    Ableism is Helen Keller being an outspoken political activist and lecturer, publishing 12 books, being the first deaf and blind person to ever earn a college degree, a member of the Socialist Party in America, and an activist for women’s rights and labor rights, but never being portrayed by deaf or blind individuals in the numerous movie portrayals of her life (nor her teacher and companion, Anne Sullivan), and being the subject of countless jokes about her disabilities, and the subsequent sound of her voice due to her inability to hear.

    Ableism is Christy Brown publishing 7 books that have been translated into over 20 languages, designing a fully adapted home for himself and his family, and teaching himself to write, draw, and paint entirely with his left leg, and people still making jokes ‘that are better read in his r****ded voice’, and having a movie about his life erasing the fact that he was abused and likely killed by his wife and caretaker.

    Ableism is Howard Hughes setting and breaking numerous aviation records, winning an oscar, producing over 25 movies, establishing the now 4th largest medical institute in America, and surviving several near fatal plane crashes, but people being more upset by the fact the abled actor who played him didn’t win an oscar, rather than the jokes about him pissing in jars and uncontrollably repeating himself.

    Ableism is Stevie Wonder being a child prodigy who was able to play piano, harmonica, drums, and bass at an early age, being signed to Motown at age 11, having over 30 number ten hit singles, receiving the Gershwin Prize, being appointed Commander of the Order of Arts and Letters, winning 22 Grammy’s and a Lifetime Achievement Award, and selling 100 million records worldwide, and still being the subject of countless numbers of jokes about not being able to see.

    Ableism is Stephen Hawking developing mathematical proof of black holes, redefining the Big Bang Theory, proving Einstein’s theory of General Relativity, surviving 50 years past the 2 year life expectancy doctors gave him, writing a record-breaking bestseller, being awarded the Presidential Medal of Freedom, and being made an Honorary Fellow of the Royal Society of Arts, but still being made into a joke about incontinence and shitting himself, and the appearance of his face from his disability.

    Ableism is abled/able-bodied people thinking the term “Person(s) with Disabilities” has humanized these people in the public mind by putting the person before disability.

    Ableism is abled/able-bodied people thinking that “overcoming” a disability means success and living without accommodations, when these people often did both and are still disabled by an abusive, violent, and oppressive society.

    Ableism is abled/able-bodied people still seeing your existence pathetic and laughable, no matter - by any standard - the astounding level of your achievements.

    Ableism is being measured by your “contribution(s) to society” as a disabled person, and still being seen as subhuman either way, whether you’re considered exceptional or not.

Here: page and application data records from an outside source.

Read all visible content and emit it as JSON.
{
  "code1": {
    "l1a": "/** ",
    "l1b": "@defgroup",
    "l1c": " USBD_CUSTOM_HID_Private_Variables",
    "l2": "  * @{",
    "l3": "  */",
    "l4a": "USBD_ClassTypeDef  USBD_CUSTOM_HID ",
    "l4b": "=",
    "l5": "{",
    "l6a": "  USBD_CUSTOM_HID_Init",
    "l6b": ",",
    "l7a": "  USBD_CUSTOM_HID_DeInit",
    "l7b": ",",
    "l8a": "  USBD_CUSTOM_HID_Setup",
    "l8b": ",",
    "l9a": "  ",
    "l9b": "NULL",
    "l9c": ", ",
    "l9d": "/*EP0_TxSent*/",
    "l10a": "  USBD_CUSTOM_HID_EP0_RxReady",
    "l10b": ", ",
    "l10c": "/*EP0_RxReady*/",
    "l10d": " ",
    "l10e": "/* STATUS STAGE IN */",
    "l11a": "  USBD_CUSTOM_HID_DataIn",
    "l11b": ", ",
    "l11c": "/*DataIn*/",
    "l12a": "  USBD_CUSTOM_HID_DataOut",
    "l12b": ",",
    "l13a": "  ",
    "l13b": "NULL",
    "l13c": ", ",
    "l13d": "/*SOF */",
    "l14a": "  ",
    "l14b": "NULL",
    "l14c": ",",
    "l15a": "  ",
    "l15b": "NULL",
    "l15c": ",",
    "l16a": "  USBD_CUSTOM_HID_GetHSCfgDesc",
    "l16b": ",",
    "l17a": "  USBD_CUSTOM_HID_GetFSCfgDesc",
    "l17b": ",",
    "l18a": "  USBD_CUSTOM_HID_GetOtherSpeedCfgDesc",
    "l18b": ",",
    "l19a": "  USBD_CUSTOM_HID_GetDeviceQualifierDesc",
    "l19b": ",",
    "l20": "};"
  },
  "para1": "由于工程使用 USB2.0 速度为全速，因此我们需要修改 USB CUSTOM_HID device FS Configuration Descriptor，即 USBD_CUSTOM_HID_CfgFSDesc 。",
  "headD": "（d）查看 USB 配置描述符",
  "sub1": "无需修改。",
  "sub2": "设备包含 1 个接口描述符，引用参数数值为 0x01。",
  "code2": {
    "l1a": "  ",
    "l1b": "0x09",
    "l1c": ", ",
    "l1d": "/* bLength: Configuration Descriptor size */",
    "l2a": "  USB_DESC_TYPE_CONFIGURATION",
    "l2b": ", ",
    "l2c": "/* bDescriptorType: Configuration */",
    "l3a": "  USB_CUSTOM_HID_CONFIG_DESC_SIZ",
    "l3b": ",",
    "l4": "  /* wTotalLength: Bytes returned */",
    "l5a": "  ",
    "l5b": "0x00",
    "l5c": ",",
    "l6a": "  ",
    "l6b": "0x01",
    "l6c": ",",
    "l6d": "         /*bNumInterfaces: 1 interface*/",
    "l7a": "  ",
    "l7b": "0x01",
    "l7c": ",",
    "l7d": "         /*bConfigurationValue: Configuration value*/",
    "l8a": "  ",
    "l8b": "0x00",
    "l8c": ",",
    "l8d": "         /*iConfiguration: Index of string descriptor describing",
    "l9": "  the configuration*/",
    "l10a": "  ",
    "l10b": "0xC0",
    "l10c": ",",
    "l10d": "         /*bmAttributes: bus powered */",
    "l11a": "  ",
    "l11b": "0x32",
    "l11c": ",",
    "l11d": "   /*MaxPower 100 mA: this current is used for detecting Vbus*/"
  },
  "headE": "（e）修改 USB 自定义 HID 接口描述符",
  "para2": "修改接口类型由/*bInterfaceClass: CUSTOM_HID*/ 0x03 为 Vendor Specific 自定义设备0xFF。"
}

    This is important

    (via thisrevolutionwillbeliterary)

    monobeartheater:

    smashsurvey:

    Now think of how many of those female characters and protagonists are oversexed, created for the male gaze, or put in an inactive damsel role for the plot of the game. Representation matters. A Study last year proved that exposure to tv shows increased the self esteem of young white boys and markedly decreased the confidence and self esteem of girls across the board (and we haven’t even started on the representation of characters of color and the effect it has on children’s self perception). 

    Video games are a different media, and even more concerning if representation metrics are changing how our kids think of themselves. Especially knowing that 67% of American Households have video game consoles and 91% of Children play video games regularlyhow do you think the portrayal (and lack of portrayals) of women and girls in these games is affecting little girls – or influencing how little boys view their importance and/or influence over them? 

    Comics. Movies. Lit. Pop Culture. The Smash Survey is an upcoming podcast project that will critically explore the representation of race, gender, and queer identity in media and pop culture in a fun and engaging format. 

    WHOA

    (via thisrevolutionwillbeliterary)

    this was an amusing sequence